*** Task inputs Section Begins ***

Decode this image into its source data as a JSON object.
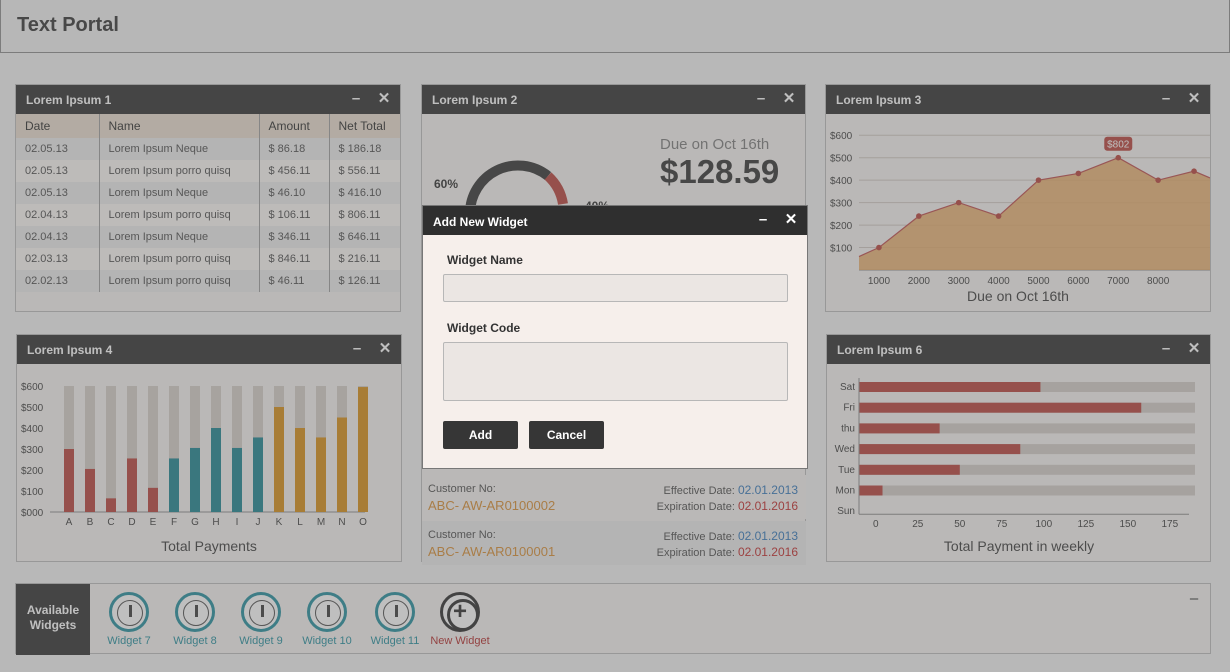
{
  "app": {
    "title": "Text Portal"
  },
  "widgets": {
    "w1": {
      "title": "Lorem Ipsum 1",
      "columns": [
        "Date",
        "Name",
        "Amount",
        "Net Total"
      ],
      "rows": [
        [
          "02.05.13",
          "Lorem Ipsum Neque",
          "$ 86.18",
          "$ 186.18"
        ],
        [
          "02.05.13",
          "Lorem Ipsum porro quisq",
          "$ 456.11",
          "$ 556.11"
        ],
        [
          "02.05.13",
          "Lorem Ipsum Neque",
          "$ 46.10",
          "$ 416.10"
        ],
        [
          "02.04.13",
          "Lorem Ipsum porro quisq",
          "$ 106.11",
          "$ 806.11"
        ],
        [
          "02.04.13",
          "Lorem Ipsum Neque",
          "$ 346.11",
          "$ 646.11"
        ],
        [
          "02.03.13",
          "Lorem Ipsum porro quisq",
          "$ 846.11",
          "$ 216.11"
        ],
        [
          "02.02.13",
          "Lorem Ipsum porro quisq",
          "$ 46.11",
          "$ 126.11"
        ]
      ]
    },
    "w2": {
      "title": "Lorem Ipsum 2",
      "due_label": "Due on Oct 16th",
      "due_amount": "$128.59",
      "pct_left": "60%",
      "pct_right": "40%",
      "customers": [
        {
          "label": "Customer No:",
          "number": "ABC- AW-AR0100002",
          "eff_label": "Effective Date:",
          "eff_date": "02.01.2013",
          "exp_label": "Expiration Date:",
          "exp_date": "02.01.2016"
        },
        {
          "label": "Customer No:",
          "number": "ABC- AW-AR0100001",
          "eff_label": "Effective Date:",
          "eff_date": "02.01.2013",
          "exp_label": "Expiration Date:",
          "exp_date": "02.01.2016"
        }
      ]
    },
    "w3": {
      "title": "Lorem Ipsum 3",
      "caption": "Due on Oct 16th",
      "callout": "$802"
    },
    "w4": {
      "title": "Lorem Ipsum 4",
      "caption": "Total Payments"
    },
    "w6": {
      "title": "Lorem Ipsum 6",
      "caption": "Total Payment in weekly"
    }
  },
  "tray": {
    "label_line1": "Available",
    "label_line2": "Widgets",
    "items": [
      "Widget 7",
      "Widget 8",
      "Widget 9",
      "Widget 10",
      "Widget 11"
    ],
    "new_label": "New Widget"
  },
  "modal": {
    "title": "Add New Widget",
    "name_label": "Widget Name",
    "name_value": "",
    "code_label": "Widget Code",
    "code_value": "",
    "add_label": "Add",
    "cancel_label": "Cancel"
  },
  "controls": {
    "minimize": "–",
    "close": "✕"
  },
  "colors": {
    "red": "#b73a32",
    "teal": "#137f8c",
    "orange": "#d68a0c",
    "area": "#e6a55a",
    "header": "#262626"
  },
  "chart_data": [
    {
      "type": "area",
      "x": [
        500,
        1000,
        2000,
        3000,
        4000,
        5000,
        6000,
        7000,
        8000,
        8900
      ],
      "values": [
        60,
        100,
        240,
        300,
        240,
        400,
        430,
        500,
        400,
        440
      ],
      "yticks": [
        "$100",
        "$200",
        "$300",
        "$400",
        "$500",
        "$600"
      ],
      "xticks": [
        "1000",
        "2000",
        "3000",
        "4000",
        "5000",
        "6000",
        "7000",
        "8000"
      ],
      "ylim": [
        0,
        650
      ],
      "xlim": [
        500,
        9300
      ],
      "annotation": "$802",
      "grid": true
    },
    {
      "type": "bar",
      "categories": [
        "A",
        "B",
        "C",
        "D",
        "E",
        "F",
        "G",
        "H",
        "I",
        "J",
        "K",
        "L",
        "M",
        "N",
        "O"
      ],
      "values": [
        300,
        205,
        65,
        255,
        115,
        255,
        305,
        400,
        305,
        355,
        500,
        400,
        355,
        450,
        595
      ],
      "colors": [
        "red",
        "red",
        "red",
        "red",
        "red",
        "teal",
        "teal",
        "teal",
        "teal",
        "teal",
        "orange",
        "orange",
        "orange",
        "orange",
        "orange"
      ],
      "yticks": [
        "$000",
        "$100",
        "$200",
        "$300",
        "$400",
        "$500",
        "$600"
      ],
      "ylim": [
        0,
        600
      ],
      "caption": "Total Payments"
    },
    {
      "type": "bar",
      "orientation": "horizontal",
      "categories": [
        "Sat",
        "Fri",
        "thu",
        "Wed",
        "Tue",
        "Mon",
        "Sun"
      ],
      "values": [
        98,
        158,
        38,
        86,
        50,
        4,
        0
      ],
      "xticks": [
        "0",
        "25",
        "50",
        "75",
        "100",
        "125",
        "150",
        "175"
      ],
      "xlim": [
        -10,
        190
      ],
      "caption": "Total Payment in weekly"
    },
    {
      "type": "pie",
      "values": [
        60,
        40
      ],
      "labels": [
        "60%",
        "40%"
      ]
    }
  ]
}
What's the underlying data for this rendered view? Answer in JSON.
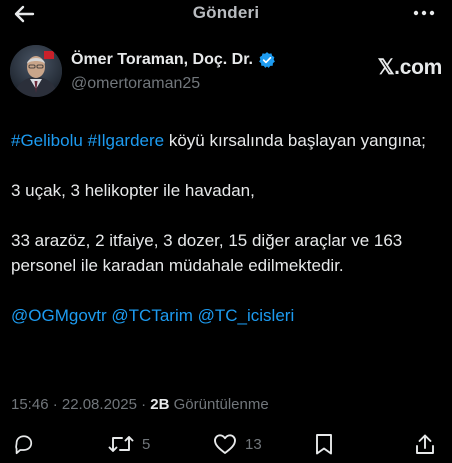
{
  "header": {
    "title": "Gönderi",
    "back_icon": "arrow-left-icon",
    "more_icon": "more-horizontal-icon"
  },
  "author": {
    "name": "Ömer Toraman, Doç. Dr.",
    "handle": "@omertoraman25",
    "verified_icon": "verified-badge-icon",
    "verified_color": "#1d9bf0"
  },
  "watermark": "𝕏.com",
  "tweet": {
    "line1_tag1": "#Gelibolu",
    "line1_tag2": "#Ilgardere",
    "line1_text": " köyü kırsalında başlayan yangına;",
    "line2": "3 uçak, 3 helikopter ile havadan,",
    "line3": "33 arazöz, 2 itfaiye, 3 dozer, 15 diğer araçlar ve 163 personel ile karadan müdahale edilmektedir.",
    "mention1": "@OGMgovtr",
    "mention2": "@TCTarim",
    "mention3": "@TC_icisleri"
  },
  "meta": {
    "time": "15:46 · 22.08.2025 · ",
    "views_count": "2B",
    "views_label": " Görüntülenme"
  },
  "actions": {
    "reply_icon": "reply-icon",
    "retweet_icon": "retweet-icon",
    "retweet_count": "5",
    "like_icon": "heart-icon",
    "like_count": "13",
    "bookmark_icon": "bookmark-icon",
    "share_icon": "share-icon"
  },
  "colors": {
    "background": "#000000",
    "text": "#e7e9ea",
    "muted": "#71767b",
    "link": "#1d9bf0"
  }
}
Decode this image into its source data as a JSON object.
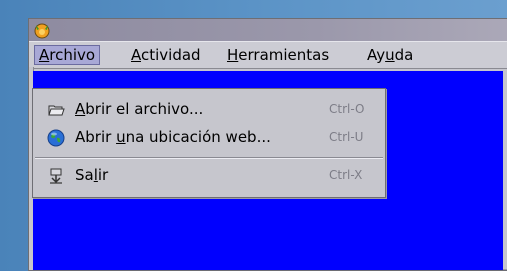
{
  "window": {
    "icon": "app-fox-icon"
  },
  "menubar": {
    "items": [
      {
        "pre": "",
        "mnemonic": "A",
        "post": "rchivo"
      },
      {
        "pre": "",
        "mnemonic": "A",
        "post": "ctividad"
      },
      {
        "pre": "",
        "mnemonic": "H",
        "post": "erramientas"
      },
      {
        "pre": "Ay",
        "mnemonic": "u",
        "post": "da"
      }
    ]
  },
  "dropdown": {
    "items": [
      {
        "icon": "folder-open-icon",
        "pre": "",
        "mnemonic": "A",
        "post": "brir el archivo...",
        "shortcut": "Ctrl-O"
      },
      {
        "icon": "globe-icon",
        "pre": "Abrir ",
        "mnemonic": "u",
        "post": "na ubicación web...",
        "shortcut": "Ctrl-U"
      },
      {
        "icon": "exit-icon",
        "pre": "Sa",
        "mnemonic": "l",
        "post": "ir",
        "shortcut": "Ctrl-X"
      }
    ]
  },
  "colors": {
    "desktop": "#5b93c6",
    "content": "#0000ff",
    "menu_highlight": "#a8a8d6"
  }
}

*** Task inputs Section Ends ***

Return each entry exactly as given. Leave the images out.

Decode this image into its source data as a JSON object.
{
  "app": {
    "title": "Text Portal"
  },
  "widgets": {
    "w1": {
      "title": "Lorem Ipsum 1",
      "columns": [
        "Date",
        "Name",
        "Amount",
        "Net Total"
      ],
      "rows": [
        [
          "02.05.13",
          "Lorem Ipsum Neque",
          "$ 86.18",
          "$ 186.18"
        ],
        [
          "02.05.13",
          "Lorem Ipsum porro quisq",
          "$ 456.11",
          "$ 556.11"
        ],
        [
          "02.05.13",
          "Lorem Ipsum Neque",
          "$ 46.10",
          "$ 416.10"
        ],
        [
          "02.04.13",
          "Lorem Ipsum porro quisq",
          "$ 106.11",
          "$ 806.11"
        ],
        [
          "02.04.13",
          "Lorem Ipsum Neque",
          "$ 346.11",
          "$ 646.11"
        ],
        [
          "02.03.13",
          "Lorem Ipsum porro quisq",
          "$ 846.11",
          "$ 216.11"
        ],
        [
          "02.02.13",
          "Lorem Ipsum porro quisq",
          "$ 46.11",
          "$ 126.11"
        ]
      ]
    },
    "w2": {
      "title": "Lorem Ipsum 2",
      "due_label": "Due on Oct 16th",
      "due_amount": "$128.59",
      "pct_left": "60%",
      "pct_right": "40%",
      "customers": [
        {
          "label": "Customer No:",
          "number": "ABC- AW-AR0100002",
          "eff_label": "Effective Date:",
          "eff_date": "02.01.2013",
          "exp_label": "Expiration Date:",
          "exp_date": "02.01.2016"
        },
        {
          "label": "Customer No:",
          "number": "ABC- AW-AR0100001",
          "eff_label": "Effective Date:",
          "eff_date": "02.01.2013",
          "exp_label": "Expiration Date:",
          "exp_date": "02.01.2016"
        }
      ]
    },
    "w3": {
      "title": "Lorem Ipsum 3",
      "caption": "Due on Oct 16th",
      "callout": "$802"
    },
    "w4": {
      "title": "Lorem Ipsum 4",
      "caption": "Total Payments"
    },
    "w6": {
      "title": "Lorem Ipsum 6",
      "caption": "Total Payment in weekly"
    }
  },
  "tray": {
    "label_line1": "Available",
    "label_line2": "Widgets",
    "items": [
      "Widget 7",
      "Widget 8",
      "Widget 9",
      "Widget 10",
      "Widget 11"
    ],
    "new_label": "New Widget"
  },
  "modal": {
    "title": "Add New Widget",
    "name_label": "Widget Name",
    "name_value": "",
    "code_label": "Widget Code",
    "code_value": "",
    "add_label": "Add",
    "cancel_label": "Cancel"
  },
  "controls": {
    "minimize": "–",
    "close": "✕"
  },
  "colors": {
    "red": "#b73a32",
    "teal": "#137f8c",
    "orange": "#d68a0c",
    "area": "#e6a55a",
    "header": "#262626"
  },
  "chart_data": [
    {
      "type": "area",
      "x": [
        500,
        1000,
        2000,
        3000,
        4000,
        5000,
        6000,
        7000,
        8000,
        8900
      ],
      "values": [
        60,
        100,
        240,
        300,
        240,
        400,
        430,
        500,
        400,
        440
      ],
      "yticks": [
        "$100",
        "$200",
        "$300",
        "$400",
        "$500",
        "$600"
      ],
      "xticks": [
        "1000",
        "2000",
        "3000",
        "4000",
        "5000",
        "6000",
        "7000",
        "8000"
      ],
      "ylim": [
        0,
        650
      ],
      "xlim": [
        500,
        9300
      ],
      "annotation": "$802",
      "grid": true
    },
    {
      "type": "bar",
      "categories": [
        "A",
        "B",
        "C",
        "D",
        "E",
        "F",
        "G",
        "H",
        "I",
        "J",
        "K",
        "L",
        "M",
        "N",
        "O"
      ],
      "values": [
        300,
        205,
        65,
        255,
        115,
        255,
        305,
        400,
        305,
        355,
        500,
        400,
        355,
        450,
        595
      ],
      "colors": [
        "red",
        "red",
        "red",
        "red",
        "red",
        "teal",
        "teal",
        "teal",
        "teal",
        "teal",
        "orange",
        "orange",
        "orange",
        "orange",
        "orange"
      ],
      "yticks": [
        "$000",
        "$100",
        "$200",
        "$300",
        "$400",
        "$500",
        "$600"
      ],
      "ylim": [
        0,
        600
      ],
      "caption": "Total Payments"
    },
    {
      "type": "bar",
      "orientation": "horizontal",
      "categories": [
        "Sat",
        "Fri",
        "thu",
        "Wed",
        "Tue",
        "Mon",
        "Sun"
      ],
      "values": [
        98,
        158,
        38,
        86,
        50,
        4,
        0
      ],
      "xticks": [
        "0",
        "25",
        "50",
        "75",
        "100",
        "125",
        "150",
        "175"
      ],
      "xlim": [
        -10,
        190
      ],
      "caption": "Total Payment in weekly"
    },
    {
      "type": "pie",
      "values": [
        60,
        40
      ],
      "labels": [
        "60%",
        "40%"
      ]
    }
  ]
}
What's the underlying data for this rendered view? Answer in JSON.
{
  "header": {
    "title": "Gönderi",
    "back_icon": "arrow-left-icon",
    "more_icon": "more-horizontal-icon"
  },
  "author": {
    "name": "Ömer Toraman, Doç. Dr.",
    "handle": "@omertoraman25",
    "verified_icon": "verified-badge-icon",
    "verified_color": "#1d9bf0"
  },
  "watermark": "𝕏.com",
  "tweet": {
    "line1_tag1": "#Gelibolu",
    "line1_tag2": "#Ilgardere",
    "line1_text": " köyü kırsalında başlayan yangına;",
    "line2": "3 uçak, 3 helikopter ile havadan,",
    "line3": "33 arazöz, 2 itfaiye, 3 dozer, 15 diğer araçlar ve 163 personel ile karadan müdahale edilmektedir.",
    "mention1": "@OGMgovtr",
    "mention2": "@TCTarim",
    "mention3": "@TC_icisleri"
  },
  "meta": {
    "time": "15:46 · 22.08.2025 · ",
    "views_count": "2B",
    "views_label": " Görüntülenme"
  },
  "actions": {
    "reply_icon": "reply-icon",
    "retweet_icon": "retweet-icon",
    "retweet_count": "5",
    "like_icon": "heart-icon",
    "like_count": "13",
    "bookmark_icon": "bookmark-icon",
    "share_icon": "share-icon"
  },
  "colors": {
    "background": "#000000",
    "text": "#e7e9ea",
    "muted": "#71767b",
    "link": "#1d9bf0"
  }
}
Decode this image into its source data as a JSON object.
{
  "window": {
    "icon": "app-fox-icon"
  },
  "menubar": {
    "items": [
      {
        "pre": "",
        "mnemonic": "A",
        "post": "rchivo"
      },
      {
        "pre": "",
        "mnemonic": "A",
        "post": "ctividad"
      },
      {
        "pre": "",
        "mnemonic": "H",
        "post": "erramientas"
      },
      {
        "pre": "Ay",
        "mnemonic": "u",
        "post": "da"
      }
    ]
  },
  "dropdown": {
    "items": [
      {
        "icon": "folder-open-icon",
        "pre": "",
        "mnemonic": "A",
        "post": "brir el archivo...",
        "shortcut": "Ctrl-O"
      },
      {
        "icon": "globe-icon",
        "pre": "Abrir ",
        "mnemonic": "u",
        "post": "na ubicación web...",
        "shortcut": "Ctrl-U"
      },
      {
        "icon": "exit-icon",
        "pre": "Sa",
        "mnemonic": "l",
        "post": "ir",
        "shortcut": "Ctrl-X"
      }
    ]
  },
  "colors": {
    "desktop": "#5b93c6",
    "content": "#0000ff",
    "menu_highlight": "#a8a8d6"
  }
}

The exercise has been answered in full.